    For the purposes of the example I will assume on smaller viewports the rows will be only 1 column wide, which means we won’t need the dividers. Because we are ignoring the smallest viewports we can do a combination media query and put the selector for the pseudo-element inside. This will restrict the pseudo-element to only appear between 400px and 967px.

    @media screen and (min-width: 400px and max-width: 967px) {  '&:not(:nth-child(' + intermediateColumns + 'n))
    :not(:last-child)::after': {
    content: `''`,
    backgroundColor: black,
    height: '100%',
    width: 1,
    position: 'absolute',
    right: 0,
    transform: 'translateX(4px)',
    }
    }

    For the purposes of consistency you can pull all the divider styles out into a variable (or if you a mixin if you are using Sass) and then import the styles into the component. For example:

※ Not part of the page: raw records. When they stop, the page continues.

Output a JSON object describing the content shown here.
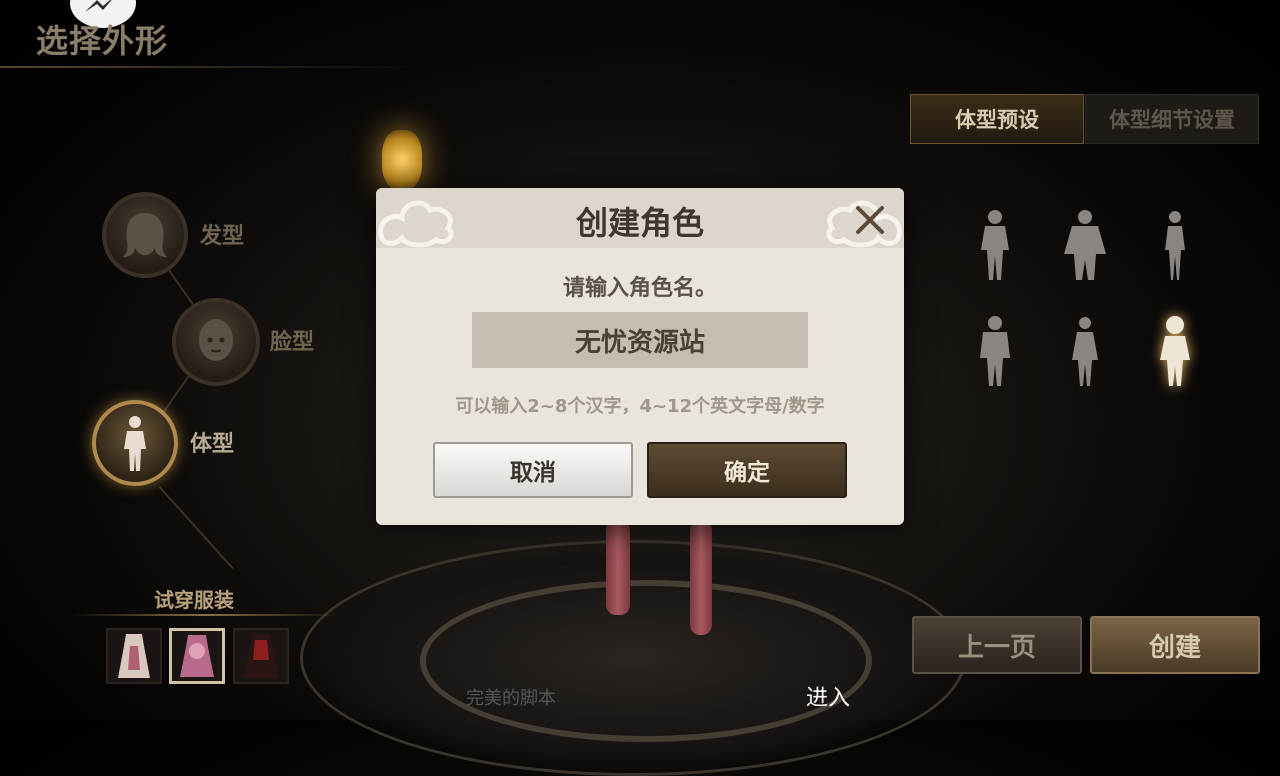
{
  "header": {
    "title": "选择外形"
  },
  "categories": [
    {
      "label": "发型",
      "icon": "hair-icon"
    },
    {
      "label": "脸型",
      "icon": "face-icon"
    },
    {
      "label": "体型",
      "icon": "body-icon",
      "active": true
    }
  ],
  "outfits": {
    "title": "试穿服装",
    "items": [
      "outfit-white-dress",
      "outfit-pink-dress",
      "outfit-red-black-dress"
    ],
    "selected_index": 1
  },
  "body_panel": {
    "tabs": [
      {
        "label": "体型预设",
        "active": true
      },
      {
        "label": "体型细节设置",
        "active": false
      }
    ],
    "presets_selected_index": 5
  },
  "nav": {
    "prev_label": "上一页",
    "create_label": "创建"
  },
  "bottom": {
    "left_text": "完美的脚本",
    "enter_label": "进入"
  },
  "dialog": {
    "title": "创建角色",
    "prompt": "请输入角色名。",
    "name_value": "无忧资源站",
    "hint": "可以输入2~8个汉字，4~12个英文字母/数字",
    "cancel_label": "取消",
    "confirm_label": "确定",
    "close_icon": "close-icon"
  },
  "colors": {
    "accent_gold": "#b08a4a",
    "dialog_bg": "#e9e4dc",
    "confirm_bg": "#4a3a26"
  }
}
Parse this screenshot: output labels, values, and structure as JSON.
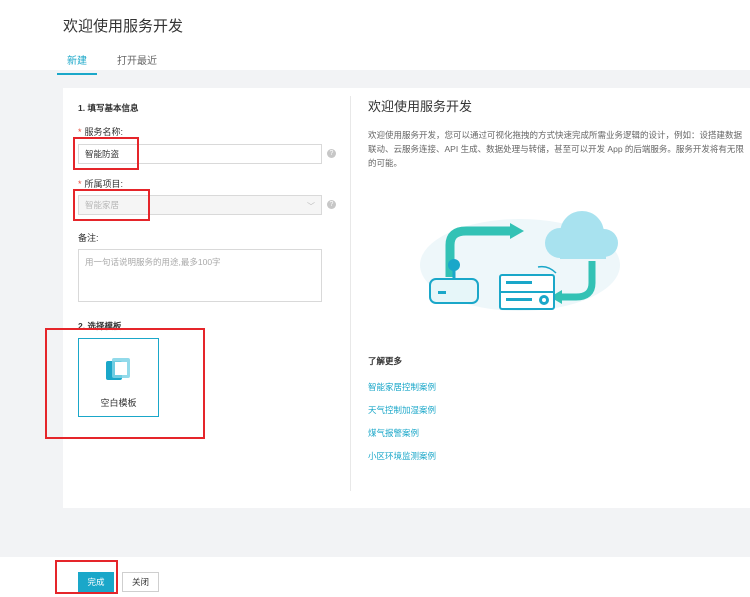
{
  "header": {
    "title": "欢迎使用服务开发",
    "tabs": [
      {
        "label": "新建",
        "active": true
      },
      {
        "label": "打开最近",
        "active": false
      }
    ]
  },
  "form": {
    "section1_title": "1. 填写基本信息",
    "service_name": {
      "label": "服务名称:",
      "value": "智能防盗"
    },
    "project": {
      "label": "所属项目:",
      "value": "智能家居"
    },
    "remark": {
      "label": "备注:",
      "placeholder": "用一句话说明服务的用途,最多100字"
    },
    "section2_title": "2. 选择模板",
    "template_label": "空白模板"
  },
  "intro": {
    "title": "欢迎使用服务开发",
    "description": "欢迎使用服务开发，您可以通过可视化拖拽的方式快速完成所需业务逻辑的设计，例如：设搭建数据联动、云服务连接、API 生成、数据处理与转储，甚至可以开发 App 的后端服务。服务开发将有无限的可能。",
    "learn_more_title": "了解更多",
    "links": [
      "智能家居控制案例",
      "天气控制加湿案例",
      "煤气报警案例",
      "小区环境监测案例"
    ]
  },
  "footer": {
    "done_label": "完成",
    "close_label": "关闭"
  },
  "colors": {
    "accent": "#1aa7c9",
    "highlight": "#e5252a"
  }
}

    export const divider: CSSObject = {
    content: `''`,
    backgroundColor: black,
    height: '100%',
    width: 1,
    position: 'absolute',
    right: 0,
    transform: 'translateX(4px)',
    }
    export const GridItem = styled('div')<CellProps>(props => ({ ['@media screen and (min-width: 400px and max-width: 967px)']: { '&:not(:nth-child(' + intermediateColumns + 'n))
    :not(:last-child)::after': {
    ...divider
    }
    }, ['media screen and (min-width: 968px)']: { ['&:not(:nth-child(' + finalColumns + 'n))
    :not(:last-child)::after']: {
    ...divider
    }
    }))

    It doesn’t really matter how you write your CSS, whether it’s with CSS-in-JS, a preprocessor, post-css or straight up awesome CSS. There are a lot of useful selectors, and combining them allows you to be quite specific and targeted. As a result it’s important to know what selectors are available and how to apply them! Pseudo-class selectors are among my favourite aspects of CSS and is often largely forgotten about by developers. Make the most of them, they are amazing.

    There are many different ways to apply dividers to layouts, and many different approaches you can take, this is just one of those options. This may or may not work for you, but it does provide a starting point for you to come up with your own solutions and experiments! Have fun!

    💜 Mandy

    Pixel and Ink

    Seven West Media (WA) Digital Team blog.

    Mandy Michael

    Written by

    Lover of CSS, and Batman. Front End Developer, Writer, Speaker, Development Manager | Founder & Organiser @fendersperth | Organiser @mixinconf

    Pixel and Ink

    Seven West Media (WA) Digital Team blog.

    Welcome to a place where words matter. On Medium, smart voices and original ideas take center stage - with no ads in sight. Watch
    Follow all the topics you care about, and we’ll deliver the best stories for you to your homepage and inbox. Explore
    Get unlimited access to the best stories on Medium — and support writers while you’re at it. Just $5/month. Upgrade